iiBV: Is there anything unique about the nature of the services that members of ANEVAR or methodologies or approaches that are considered in your valuation reports?
Daniel Manațe: First, our standards are fully compliant with the International Valuation Standards. Then, as every country has its specific issues or topics, for example, taxation value that is only for establishing tax that will be paid by the owner of the building to the local public authority.
One area of valuation that is no different than other countries involve companies that are listed on the Bucharest Stock Exchange, where the majority shareholder has decided to retreat from the Stock Exchange. There are specific local laws that force the majority shareholder to buy the shares of the minority shareholder. This is and remains an important topic in valuation.
We also have an important issue with companies that unfortunately go bankrupt which is part of life. We don’t have a standard of valuation in liquidation and we work with professionals that are involved with companies that develop reorganizing plans, creditors agreements or assist in the going bankrupt process. We have a mixed team that is writing a standard for such cases, and a guide that would describe how such work would be done that is important for practitioners in the area.

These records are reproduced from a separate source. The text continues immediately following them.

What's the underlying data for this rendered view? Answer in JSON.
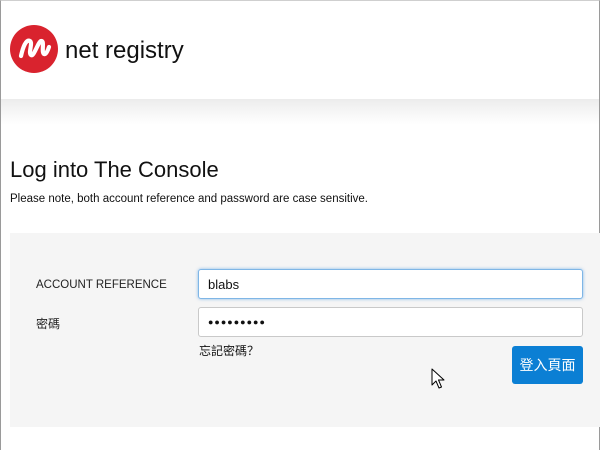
{
  "header": {
    "brand_name": "net registry",
    "logo_icon": "net-registry-logo-icon",
    "logo_color": "#d9232e"
  },
  "main": {
    "title": "Log into The Console",
    "note": "Please note, both account reference and password are case sensitive."
  },
  "form": {
    "account_label": "ACCOUNT REFERENCE",
    "account_value": "blabs",
    "password_label": "密碼",
    "password_value": "●●●●●●●●●",
    "forgot_password": "忘記密碼？",
    "login_button": "登入頁面",
    "button_color": "#0b7fd4"
  },
  "cursor_icon": "mouse-pointer-icon"
}
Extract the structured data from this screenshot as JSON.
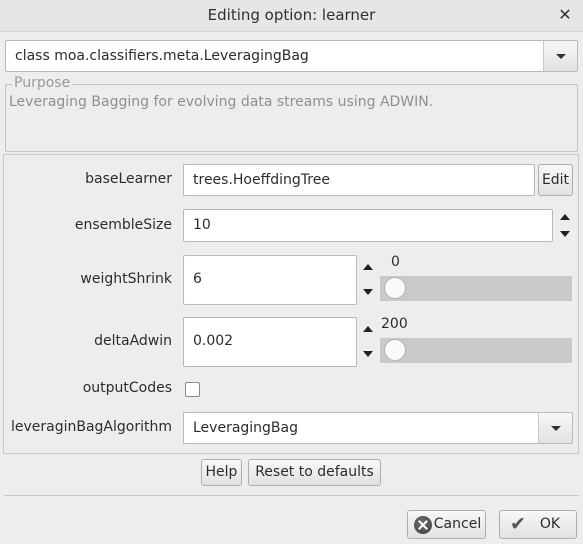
{
  "window": {
    "title": "Editing option: learner",
    "close_glyph": "✕"
  },
  "class_selector": {
    "value": "class moa.classifiers.meta.LeveragingBag"
  },
  "purpose": {
    "title": "Purpose",
    "text": "Leveraging Bagging for evolving data streams using ADWIN."
  },
  "options": {
    "baseLearner": {
      "label": "baseLearner",
      "value": "trees.HoeffdingTree",
      "edit_label": "Edit"
    },
    "ensembleSize": {
      "label": "ensembleSize",
      "value": "10"
    },
    "weightShrink": {
      "label": "weightShrink",
      "value": "6",
      "slider_label": "0",
      "slider_level": 0
    },
    "deltaAdwin": {
      "label": "deltaAdwin",
      "value": "0.002",
      "slider_label": "200",
      "slider_level": 0
    },
    "outputCodes": {
      "label": "outputCodes",
      "checked": false
    },
    "leveraginBagAlgorithm": {
      "label": "leveraginBagAlgorithm",
      "value": "LeveragingBag"
    }
  },
  "buttons": {
    "help": "Help",
    "reset": "Reset to defaults",
    "cancel": "Cancel",
    "ok": "OK"
  },
  "icons": {
    "close": "close-icon",
    "dropdown": "chevron-down-icon",
    "cancel": "cancel-icon",
    "ok": "checkmark-icon"
  }
}
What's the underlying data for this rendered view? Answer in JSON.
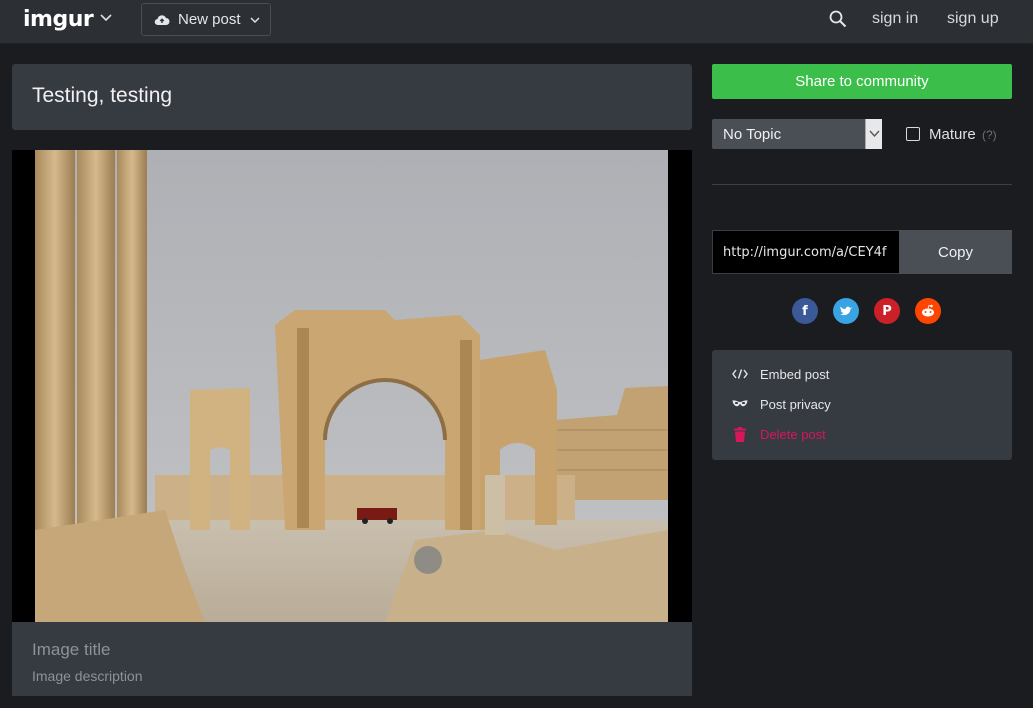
{
  "header": {
    "logo": "imgur",
    "new_post_label": "New post",
    "sign_in": "sign in",
    "sign_up": "sign up"
  },
  "post": {
    "title": "Testing, testing",
    "image_title_placeholder": "Image title",
    "image_description_placeholder": "Image description"
  },
  "sidebar": {
    "share_label": "Share to community",
    "topic_selected": "No Topic",
    "mature_label": "Mature",
    "mature_help": "(?)",
    "share_link": "http://imgur.com/a/CEY4f",
    "copy_label": "Copy",
    "social": [
      "facebook",
      "twitter",
      "pinterest",
      "reddit"
    ],
    "actions": [
      {
        "label": "Embed post",
        "icon": "code-icon"
      },
      {
        "label": "Post privacy",
        "icon": "mask-icon"
      },
      {
        "label": "Delete post",
        "icon": "trash-icon"
      }
    ]
  },
  "colors": {
    "share_green": "#3bbf4a",
    "delete_pink": "#d8175b",
    "facebook": "#3b5998",
    "twitter": "#3aa3e3",
    "pinterest": "#cb2027",
    "reddit": "#ff4500"
  }
}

What also is crucial is the relationship between the valuer and the company in charge of the liquidation that has been appointed by the court to secure this process.
iiBV: At the iiBV we have developed a platform of education for business and intangible valuation that employs the learnings from our various member organizations. This is what is exciting about working with ANEVAR in this area.
Finally, Daniel I wanted to try to get a little bit more of a flavor for life in Romania. Maybe you could tell us a little bit about some of the favorite places you like to go to in Romania, some of your favorite foods.
Daniel Manațe: Let’s start with something to drink. If you come to Romania and you are interested in something very strong, you should try Țuica, that is a sort of “whiskey” made from plums. It is a bit rough.
I would also recommend Romanian wines. Marvelous. It’s a pity they don’t do a very good marketing for them, but if you come to Romania and visit vineyards you would be surprised.
Ciorba is one of the best thick soup I think in the region. My favorite is the so-called “Peasant soup”. If we go to the main dish, we have the Sarmale that have cabbage leaves rather than grape, it is totally different.
About places to visit, if you are interested in religious places Romania has wonderful monasteries, for example Voroneţ a wonderful painted monastery. Romania also has some of the best castles of the world. One would be the Peleș Castle in Sinaia that is a piece of art. And the castle in Hunedoara or Corvin Castle is something that really needs to be seen. Usually tourist choose Bran Castle, because it is known as Dracula’s Castle.
If you want adventure I would suggest only one name – Transfăgărășan. It is a road that serpentines and goes above 2,000 meters and it goes through lakes and dams and fortresses and waterfalls.
Finally, there is the Poenari Fortress. It is not well known and is a jewel. This was one of the toughest fortresses of the famous Vlad Țepeș (Dracula) and was never conquered because it is built in the peak of a mountain. The military experts calculate that it would need only between 20 or 30 soldiers to defend.
iiBV: That is great Daniel thank you for taking the time to share information on ANEVAR and business valuation community in Romania.
Daniel Manațe: Thank you for your questions and I hope my answers were of interest.